I've managed to find three Childcraft volumes at local second hand book stores. Flipping through them brought back hazy memories of reading this series at good ol' Prince Philip Primary School when I was a little tyke in the early seventies.

Now at age 41, after these last few years of studying the work of so many illustrators, I'm thoroughly impressed by the volume and variety of art that the publisher used.

Many names and styles I was familiar with, but some really impressive work was by artists who were new to me. For example, these great pieces by Chicago artist Carl Kock (pronounced "Coke").

Thanks once again to the internet, I was able to locate the artist's current gallery work and contact info. I spoke with him on the phone yesterday and was overwhelmed by his genial personality and storied career.

Carl Kock designed a fire safety poster in highschool that won him a one year scholarship at the Art Institute of Chicago. During that first year he entered another contest administered by the Famous Artist School and won a second one year scholarship. But he never had a chance to use it - he had already been offered employment at a large Chicago art studio: Stephens, Biondi and DiCicco Studios. He would spend the next fourteen years rubbing shoulders with some of Chicago's - and the country's - finest illustrators.

Kock did not, however, fit in with the typical mid-fifties commercial art scene involving, as he put it, "good-looking people standing next to a refrigerator". He was more interested in the stylized work being done mostly by European artists featured in publications like Graphis. For example, he cites the work of Antonio Frasconi as highly influential, along with Pushpin Studios artists Lionel Kalish and Arno Sterngras.

This presented a quandary for the salesmen at SBD who didn't know what to do with Carl Kock's stylized work. Luckily, some of the younger, hungrier salesmen were willing to take Kock's samples around and he soon had his first assignment for a magazine published by Abbot Laboratories.

Soon after came a phone call from Art Paul, the A.D. of an upstart publication called "Playboy", that had recently moved into the building next door to SBD. Bear in mind that Carl Kock's contemporaries were still in art school at the time he was working full time at a major national art agency, receiving assignments from nationally distributed publications!

Decades of professional work followed those early assignments, first at SBD, later in a studio partnership with illustrator/designer John Solarz. Along the way Kock illustrated a dozen children's books, had several pieces accepted into the Society of Illustrators annual awards book and had articles written about him in prestigeous industry publications.

Today, at age 71, Kock has successfully made the transition from commercial artist to gallery painter. He also spends two days a week conducting art workshops for seniors, "and", says the affable artist,"two days a week are my 'personal-time' days."

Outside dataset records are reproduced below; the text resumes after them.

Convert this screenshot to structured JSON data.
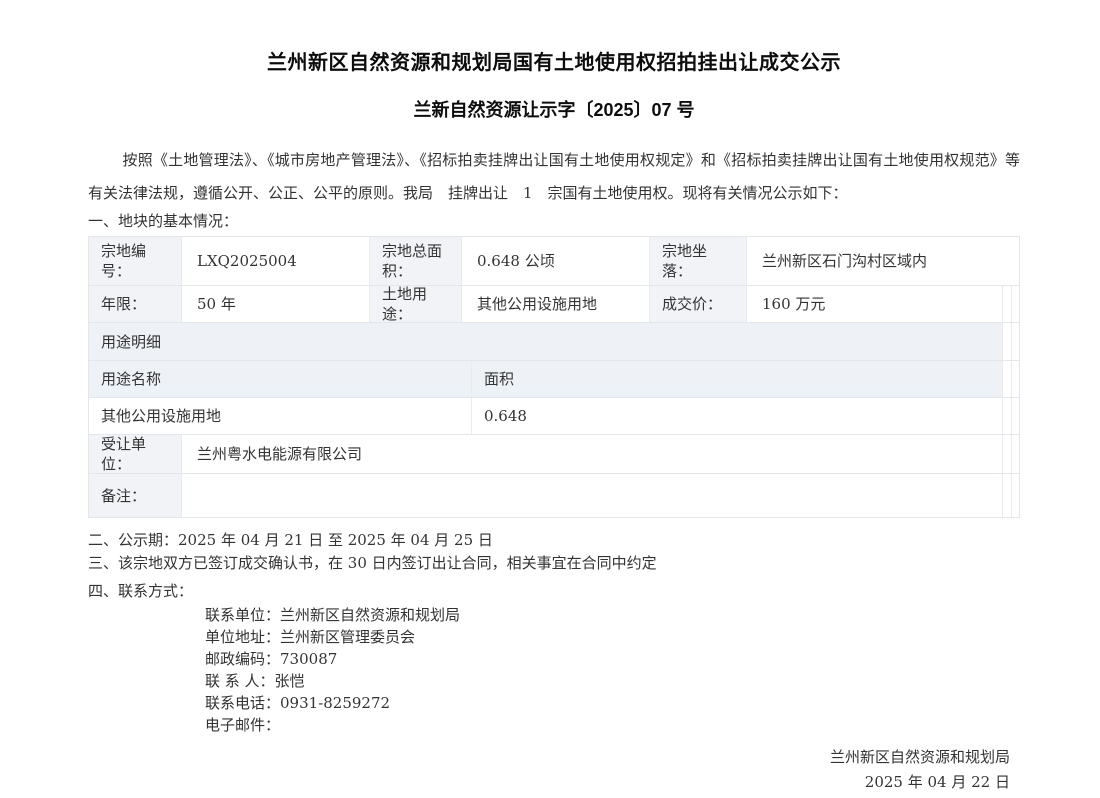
{
  "document": {
    "title": "兰州新区自然资源和规划局国有土地使用权招拍挂出让成交公示",
    "doc_number": "兰新自然资源让示字〔2025〕07 号",
    "intro": "按照《土地管理法》、《城市房地产管理法》、《招标拍卖挂牌出让国有土地使用权规定》和《招标拍卖挂牌出让国有土地使用权规范》等有关法律法规，遵循公开、公正、公平的原则。我局　挂牌出让　1　宗国有土地使用权。现将有关情况公示如下：",
    "section1_heading": "一、地块的基本情况："
  },
  "parcel": {
    "row1": {
      "label1": "宗地编号：",
      "value1": "LXQ2025004",
      "label2": "宗地总面积：",
      "value2": "0.648 公顷",
      "label3": "宗地坐落：",
      "value3": "兰州新区石门沟村区域内"
    },
    "row2": {
      "label1": "年限：",
      "value1": "50 年",
      "label2": "土地用途：",
      "value2": "其他公用设施用地",
      "label3": "成交价：",
      "value3": "160 万元"
    },
    "usage": {
      "header": "用途明细",
      "col_name": "用途名称",
      "col_area": "面积",
      "item_name": "其他公用设施用地",
      "item_area": "0.648"
    },
    "assignee_label": "受让单位：",
    "assignee_value": "兰州粤水电能源有限公司",
    "remark_label": "备注：",
    "remark_value": ""
  },
  "sections": {
    "publicity_period": "二、公示期：2025 年 04 月 21 日  至  2025 年 04 月 25 日",
    "confirmation": "三、该宗地双方已签订成交确认书，在 30 日内签订出让合同，相关事宜在合同中约定",
    "contact_heading": "四、联系方式："
  },
  "contact": {
    "unit_label": "联系单位：",
    "unit_value": "兰州新区自然资源和规划局",
    "address_label": "单位地址：",
    "address_value": "兰州新区管理委员会",
    "postcode_label": "邮政编码：",
    "postcode_value": "730087",
    "person_label": "联 系 人：",
    "person_value": "张恺",
    "phone_label": "联系电话：",
    "phone_value": "0931-8259272",
    "email_label": "电子邮件：",
    "email_value": ""
  },
  "footer": {
    "issuer": "兰州新区自然资源和规划局",
    "date": "2025 年 04 月 22 日"
  },
  "colors": {
    "label_cell_bg": "#f1f3f7",
    "shaded_row_bg": "#eef1f6",
    "table_border": "#e3e6ec",
    "body_text": "#333333",
    "title_text": "#0d0d0d",
    "page_bg": "#ffffff"
  }
}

You can find these images at full size in my Carl Kock Flickr set.


  1. great post! that was some great art and an even better story behind it! thanks!

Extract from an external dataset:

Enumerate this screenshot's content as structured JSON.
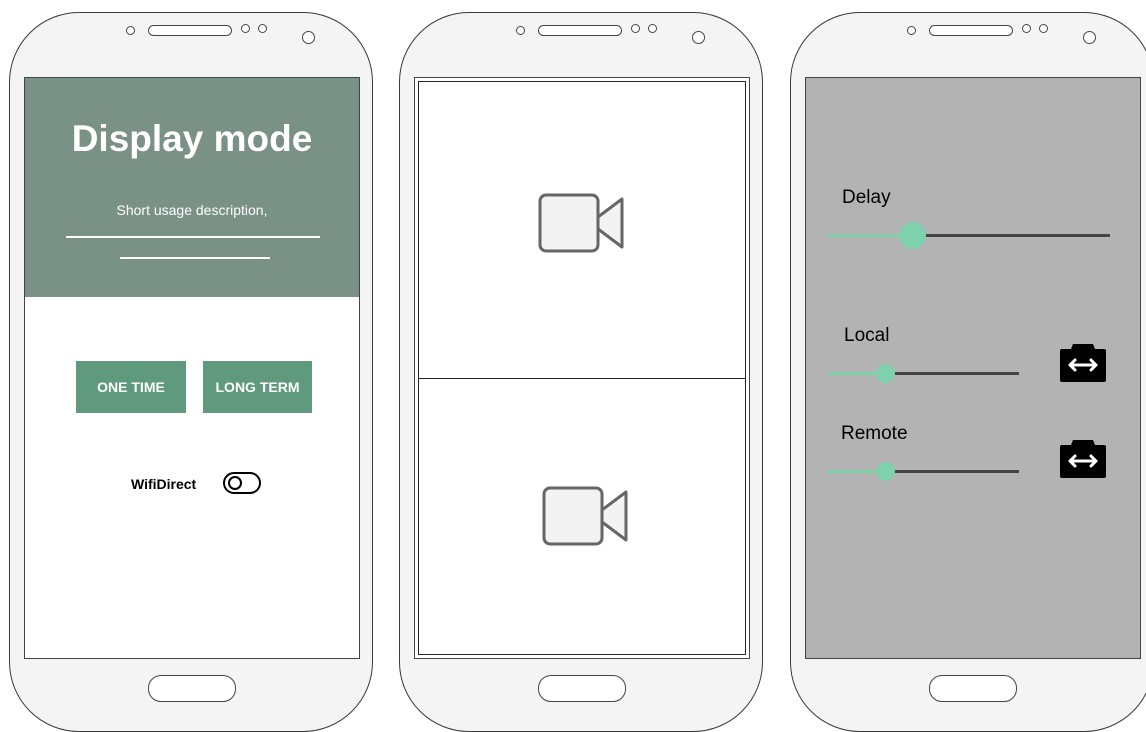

  2. Thanks jayenti - and I love what you're doing with your terrific blog.